Is Soybean Paste Same as Soy Paste?
Yes, soybean paste and soy paste generally refer to the same thing. Both terms are often used interchangeably to describe a paste made from fermented soybeans, such as the Korean condiment Doenjang. The choice of phrasing may vary based on cultural or regional preferences, but they essentially denote the same type of paste derived from soybeans through a fermentation process.
What is a Substitute for Bean Paste?
Some bean paste substitutes for a similar umami depth are miso, hoisin sauce, or fermented black beans. You can also use Gochujang, tahini, or even Worcestershire sauce as unique and flavorful bean paste alternatives.
What Can I Replace Doenjang With?
You can replace doenjang with red miso, sweet bean sauce, hoisin sauce, Korean soy sauce, fermented black beans or chee hou sauce. Using any of them could give you an umami depth or add unique flavors to your dish.

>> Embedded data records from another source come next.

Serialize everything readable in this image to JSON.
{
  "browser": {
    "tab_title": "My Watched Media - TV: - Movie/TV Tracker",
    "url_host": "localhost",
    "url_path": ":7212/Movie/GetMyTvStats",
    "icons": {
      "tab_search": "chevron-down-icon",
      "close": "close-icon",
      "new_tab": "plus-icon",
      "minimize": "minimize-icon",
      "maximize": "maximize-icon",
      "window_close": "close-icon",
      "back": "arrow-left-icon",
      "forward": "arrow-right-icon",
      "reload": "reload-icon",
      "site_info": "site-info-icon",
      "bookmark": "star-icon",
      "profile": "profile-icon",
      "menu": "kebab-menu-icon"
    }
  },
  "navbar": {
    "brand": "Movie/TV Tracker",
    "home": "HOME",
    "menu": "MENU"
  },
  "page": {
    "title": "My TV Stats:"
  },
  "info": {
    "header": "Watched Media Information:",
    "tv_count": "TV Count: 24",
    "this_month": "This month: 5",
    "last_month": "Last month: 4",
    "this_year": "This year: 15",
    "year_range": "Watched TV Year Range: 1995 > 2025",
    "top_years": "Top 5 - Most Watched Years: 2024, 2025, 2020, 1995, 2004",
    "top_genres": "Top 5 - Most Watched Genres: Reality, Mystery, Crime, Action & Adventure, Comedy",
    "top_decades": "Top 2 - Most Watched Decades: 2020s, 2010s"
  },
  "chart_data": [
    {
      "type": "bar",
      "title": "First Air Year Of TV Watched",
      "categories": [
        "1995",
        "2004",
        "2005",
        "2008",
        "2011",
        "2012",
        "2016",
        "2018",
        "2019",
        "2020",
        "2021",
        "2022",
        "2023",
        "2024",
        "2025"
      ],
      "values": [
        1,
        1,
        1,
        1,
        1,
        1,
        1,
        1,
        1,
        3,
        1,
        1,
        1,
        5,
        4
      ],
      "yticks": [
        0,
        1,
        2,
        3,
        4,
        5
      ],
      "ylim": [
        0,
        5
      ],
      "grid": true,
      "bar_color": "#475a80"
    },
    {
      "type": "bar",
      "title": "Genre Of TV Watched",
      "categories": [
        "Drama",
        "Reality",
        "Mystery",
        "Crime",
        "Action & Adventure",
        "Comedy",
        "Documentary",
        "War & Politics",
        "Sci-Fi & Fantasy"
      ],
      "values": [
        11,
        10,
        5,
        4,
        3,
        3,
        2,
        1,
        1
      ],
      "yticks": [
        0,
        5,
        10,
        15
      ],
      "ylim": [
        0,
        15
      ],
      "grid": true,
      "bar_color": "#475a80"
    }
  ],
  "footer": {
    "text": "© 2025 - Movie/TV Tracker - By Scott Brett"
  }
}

Can You Eat Soybean Paste Raw?
Yes, soybean paste can be eaten raw. It is commonly consumed in its raw form, especially when used as a dip. Many people enjoy it straight out of the package, making it a versatile condiment that can be used both raw and cooked, depending on personal preferences and the dish you’re making with it.
Does Soybean Paste Have Probiotics?
Yes, soybean paste, particularly when fermented, contains probiotics. The fermentation process involved in making soybean paste encourages the growth of beneficial bacteria, contributing to the development of probiotics. These live microorganisms can have positive effects on gut health, aiding digestion and promoting a balanced microbiome.
Is Soybean Paste Healthy?
Yes, soybean paste is healthy. But, only when eaten in moderation and as part of a balanced diet. It contains valuable nutrients like protein, fiber, and a variety of vitamins and minerals. However, it is also high in sodium, which can be a concern for people watching their salt intake. Consuming too much sodium can have potential health risks, including high blood pressure and cardiovascular problems.
Is Soybean Paste Soup Good For You?
Yes, soybean paste soup, often known as Doenjang Jjigae in Korean cuisine, is good for you. It’s a healthy and nutritious choice that typically includes a variety of vegetables, tofu, and sometimes meat, providing a mix of vitamins, minerals, and protein. The fermented soybeans used in the paste contribute to the dish’s potential health benefits, such as supporting gut health due to probiotics generated during fermentation.
While Doenjang, the famous fermented soybean paste, holds a special place in Korean cuisine, it can be challenging to find it outside of Korea. However, fear not! This article showcases a diverse array of substitutes that can easily take the place of Doenjang. Whether you crave the rich umami flavor of miso, the savory depth of fish sauce, or the unique taste of hoisin or tahini, these substitutes offer a wide range of options to suit various tastes and preferences.